One of the other serious problems I have with Ron Paul is his embrace of some of the right’s looniest conspiracy theories. Talking Points Memo details one example, his claim that there is a plot to eliminate American sovereignty and form a single union with Canada and Mexico. On his 2008 campaign website, he said:
“NAFTA’s superhighway is just one part of a plan to erase the borders between the U.S. and Mexico, called the North American Union. This spawn of powerful special interests, would create a single nation out of Canada, the U.S. and Mexico, with a new unelected bureaucracy and money system. Forget about controlling immigration under this scheme.”
And as TPM points out, even conservatives like George W. Bush and Rick Perry are all part of the conspiracy:
The NAFTA superhighway has long been a popular icon in conspiracy theory circles, much to the chagrin of various elected officials working on actual unrelated highway issues.
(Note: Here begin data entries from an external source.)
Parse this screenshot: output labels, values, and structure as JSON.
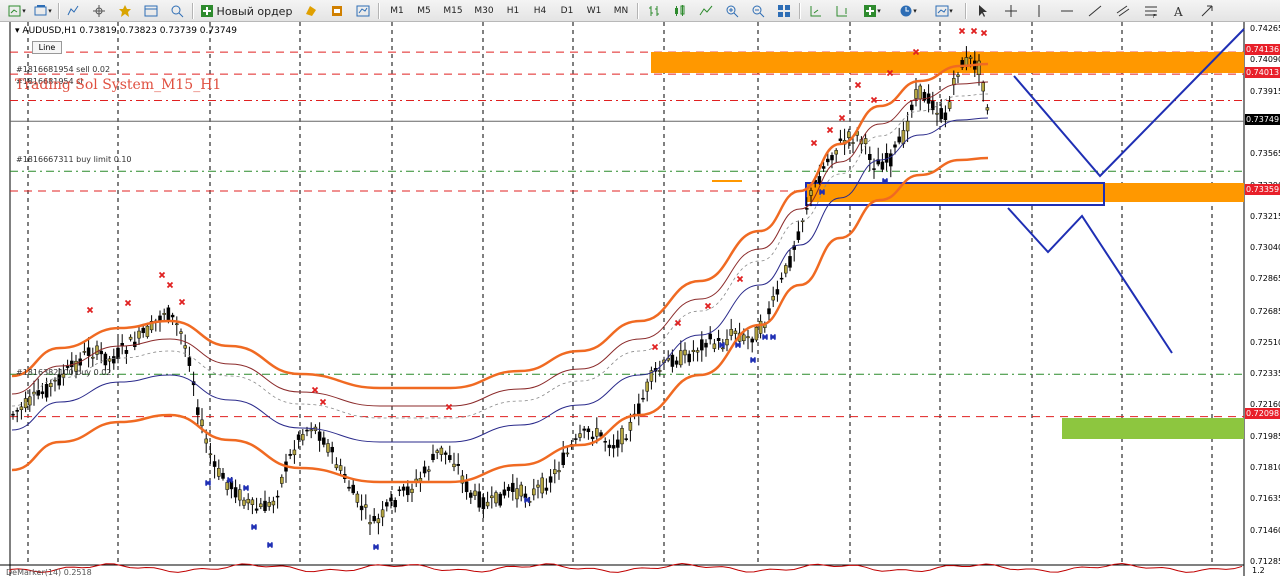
{
  "toolbar": {
    "new_order_label": "Новый ордер",
    "timeframes": [
      "M1",
      "M5",
      "M15",
      "M30",
      "H1",
      "H4",
      "D1",
      "W1",
      "MN"
    ],
    "icons": [
      "new-chart-icon",
      "profiles-icon",
      "market-watch-icon",
      "navigator-icon",
      "favorites-icon",
      "terminal-icon",
      "strategy-tester-icon",
      "new-order-icon",
      "metaeditor-icon",
      "autotrading-icon",
      "history-icon",
      "bar-chart-icon",
      "candlestick-icon",
      "line-chart-icon",
      "zoom-in-icon",
      "zoom-out-icon",
      "tile-windows-icon",
      "auto-scroll-icon",
      "chart-shift-icon",
      "indicators-icon",
      "periodicity-icon",
      "templates-icon",
      "cursor-icon",
      "crosshair-icon",
      "vertical-line-icon",
      "horizontal-line-icon",
      "trendline-icon",
      "equidistant-channel-icon",
      "fibonacci-icon",
      "text-icon",
      "arrows-icon"
    ]
  },
  "chart": {
    "symbol": "AUDUSD,H1",
    "ohlc": "0.73819 0.73823 0.73739 0.73749",
    "line_button": "Line",
    "system_label": "Trading Sol System_M15_H1",
    "order_labels": {
      "sell": "#1816681954 sell 0.02",
      "sell2": "#1816681954 sl",
      "buy_limit": "#1816667311 buy limit 0.10",
      "other": "#1816382100 buy 0.02"
    },
    "price_axis": [
      "0.74265",
      "0.74090",
      "0.73915",
      "0.73565",
      "0.73390",
      "0.73215",
      "0.73040",
      "0.72865",
      "0.72685",
      "0.72510",
      "0.72335",
      "0.72160",
      "0.71985",
      "0.71810",
      "0.71635",
      "0.71460",
      "0.71285"
    ],
    "price_tags": {
      "current": "0.73749",
      "top": "0.74136",
      "upper": "0.74013",
      "mid": "0.73359",
      "low": "0.72098"
    },
    "bottom_label": "DeMarker(14) 0.2518",
    "bottom_tick": "1.2",
    "colors": {
      "up_candle": "#b5a642",
      "down_candle": "#000000",
      "band": "#f06a22",
      "zone_orange": "#ff9800",
      "zone_green": "#8dc63f",
      "forecast": "#1f2fb4",
      "sell_marker": "#e02020",
      "buy_marker": "#1f2fb4",
      "level_red": "#e02020",
      "level_green": "#2a8a2a"
    }
  }
}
Rick Perry caught a lot of heat over his attempt to build a Trans-Texas Corridor from critics who believed it was part of the grand plot, among them Ron Paul, who took to extremist Lew Rockwell’s site todenounce the effort. It got so bad that Perry had to deny the plot in an interview with right-wing news site Human Events in 2006.
“I’m trying to secure the southern border, so the idea that somehow or another that we’re going to create this big, tri-lateral connection between Canadians, the United States…we’re pretty independent in Texas,” Perry said.
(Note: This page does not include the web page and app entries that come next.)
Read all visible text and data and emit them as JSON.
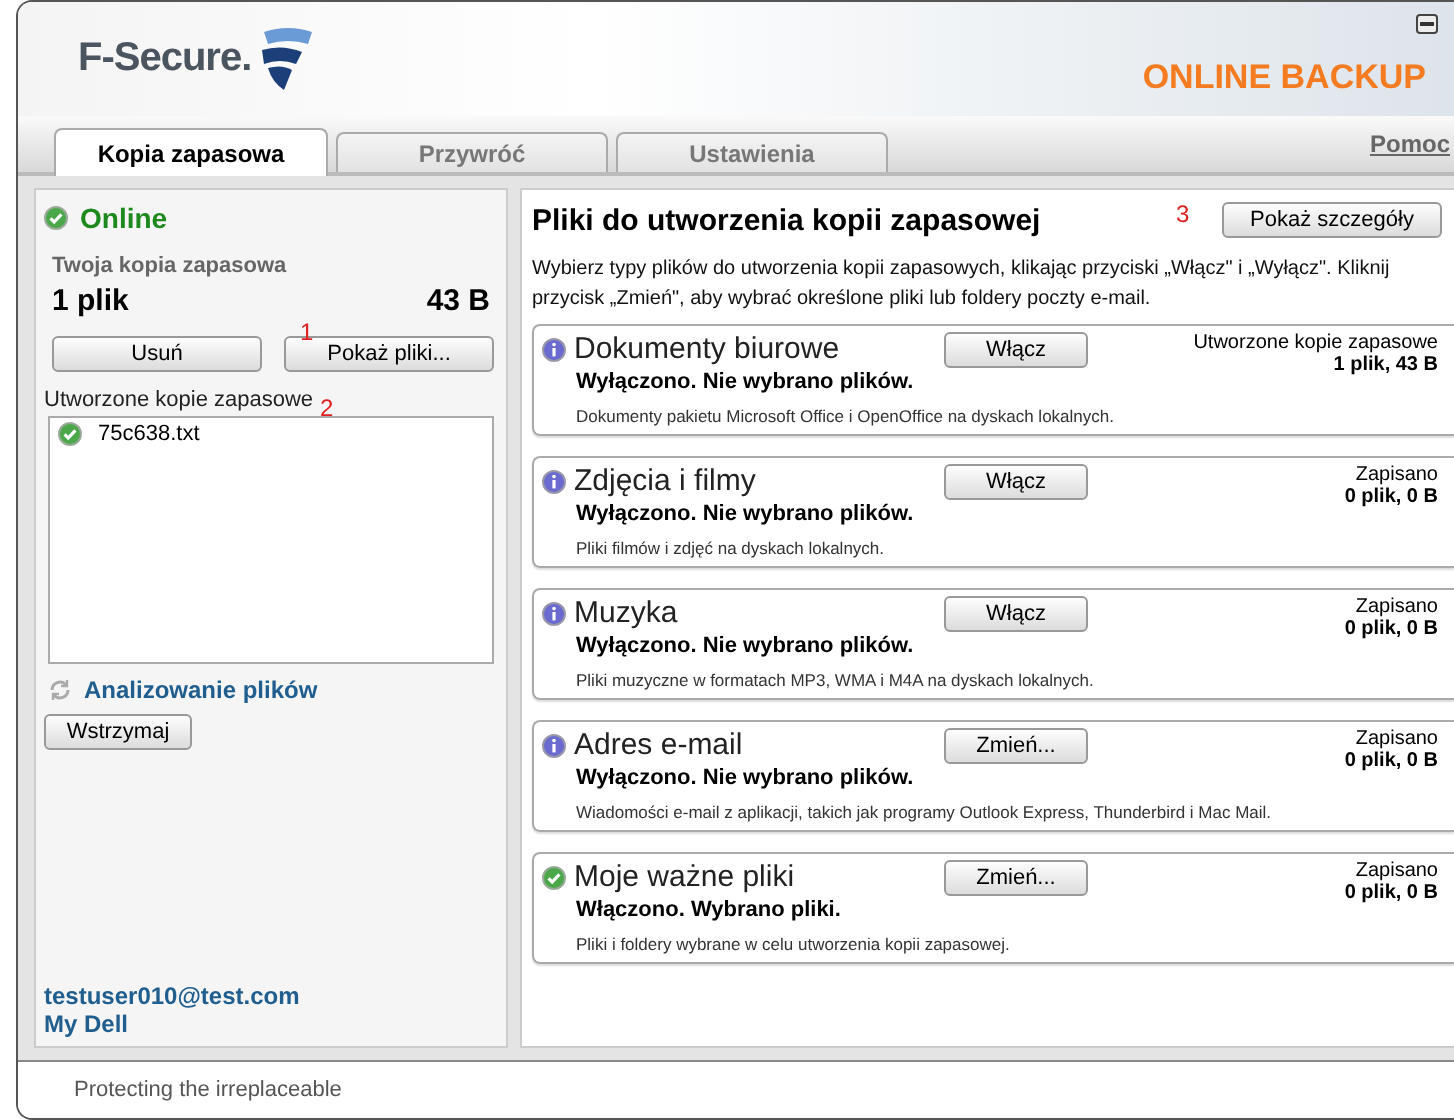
{
  "header": {
    "brand": "F-Secure.",
    "product": "ONLINE BACKUP"
  },
  "tabs": [
    {
      "label": "Kopia zapasowa",
      "selected": true
    },
    {
      "label": "Przywróć",
      "selected": false
    },
    {
      "label": "Ustawienia",
      "selected": false
    }
  ],
  "help_link": "Pomoc",
  "sidebar": {
    "status": "Online",
    "backup_title": "Twoja kopia zapasowa",
    "file_count": "1 plik",
    "size": "43 B",
    "buttons": [
      {
        "label": "Usuń"
      },
      {
        "label": "Pokaż pliki...",
        "annotation": "1"
      }
    ],
    "list_label": "Utworzone kopie zapasowe",
    "list_annotation": "2",
    "files": [
      {
        "name": "75c638.txt"
      }
    ],
    "activity": "Analizowanie plików",
    "pause_button": "Wstrzymaj",
    "account": "testuser010@test.com",
    "account_link": "My Dell"
  },
  "main": {
    "title": "Pliki do utworzenia kopii zapasowej",
    "details_annotation": "3",
    "details_button": "Pokaż szczegóły",
    "intro": "Wybierz typy plików do utworzenia kopii zapasowych, klikając przyciski „Włącz\" i „Wyłącz\". Kliknij przycisk „Zmień\", aby wybrać określone pliki lub foldery poczty e-mail.",
    "categories": [
      {
        "name": "Dokumenty biurowe",
        "enabled": false,
        "button": "Włącz",
        "status": "Wyłączono. Nie wybrano plików.",
        "stat_label": "Utworzone kopie zapasowe",
        "stat_value": "1 plik, 43 B",
        "description": "Dokumenty pakietu Microsoft Office i OpenOffice na dyskach lokalnych."
      },
      {
        "name": "Zdjęcia i filmy",
        "enabled": false,
        "button": "Włącz",
        "status": "Wyłączono. Nie wybrano plików.",
        "stat_label": "Zapisano",
        "stat_value": "0 plik, 0 B",
        "description": "Pliki filmów i zdjęć na dyskach lokalnych."
      },
      {
        "name": "Muzyka",
        "enabled": false,
        "button": "Włącz",
        "status": "Wyłączono. Nie wybrano plików.",
        "stat_label": "Zapisano",
        "stat_value": "0 plik, 0 B",
        "description": "Pliki muzyczne w formatach MP3, WMA i M4A na dyskach lokalnych."
      },
      {
        "name": "Adres e-mail",
        "enabled": false,
        "button": "Zmień...",
        "status": "Wyłączono. Nie wybrano plików.",
        "stat_label": "Zapisano",
        "stat_value": "0 plik, 0 B",
        "description": "Wiadomości e-mail z aplikacji, takich jak programy Outlook Express, Thunderbird i Mac Mail."
      },
      {
        "name": "Moje ważne pliki",
        "enabled": true,
        "button": "Zmień...",
        "status": "Włączono. Wybrano pliki.",
        "stat_label": "Zapisano",
        "stat_value": "0 plik, 0 B",
        "description": "Pliki i foldery wybrane w celu utworzenia kopii zapasowej."
      }
    ]
  },
  "footer": {
    "tagline": "Protecting the irreplaceable"
  }
}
Paul teamed up with other fringe legislators, most notably former Rep, Tom Tancredo (R-CO) and Rep. Virgil Goode (R-VA), to introduce legislation denouncing the nonexistent superhighway, even as both the Bush administration and the top ranking Republicans on the relevant transportation committees insisted there was no basis to the theory. Paul took their denials as further encouragement he was onto something and insisted that federal officials were using “secret funding” to advance the project.The North American Union and NAFTA Superhighway are part of a theme for Paul, who often warns of shadowy efforts to give up US sovereignty to international authorities.
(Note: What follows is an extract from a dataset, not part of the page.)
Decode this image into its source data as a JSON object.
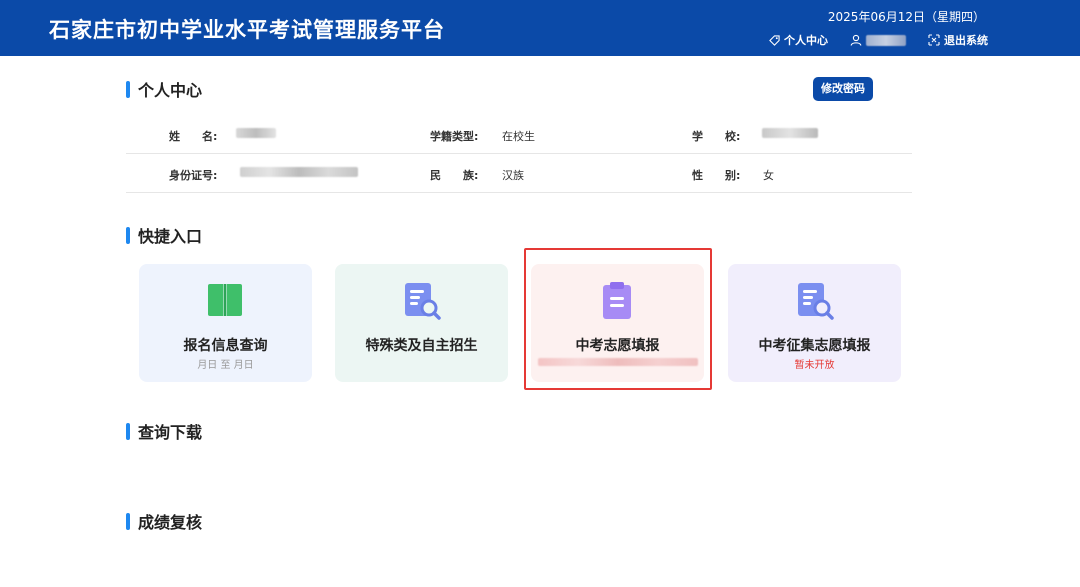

All of this is part of a long tradition among the paranoid American right. It’s pretty standard stuff for the John Birch Society and similar groups, who are forever telling us that the United Nations is going to take over the Untied States, take away their guns and do away with the Constitution and American currency. In fact, Paul appeared in a John Birch Society video making precisely those claims in 1998.
These are the same people who claimed that President Eisenhower was a Soviet agent, that Chinese troops were massing on the Mexican border to invade the United States, and any number of similarly crazy ideas. Remember all that nonsense about the backs of road signs supposedly containing codes that would tell U.N. troops how to invade and take over the country? Same people, same insanity. Never mind that the U.N. can’t do a damn thing without our permission because we have veto power in the security council and that they have no army; facts are unnecessary when pushing a crazy conspiracy theory.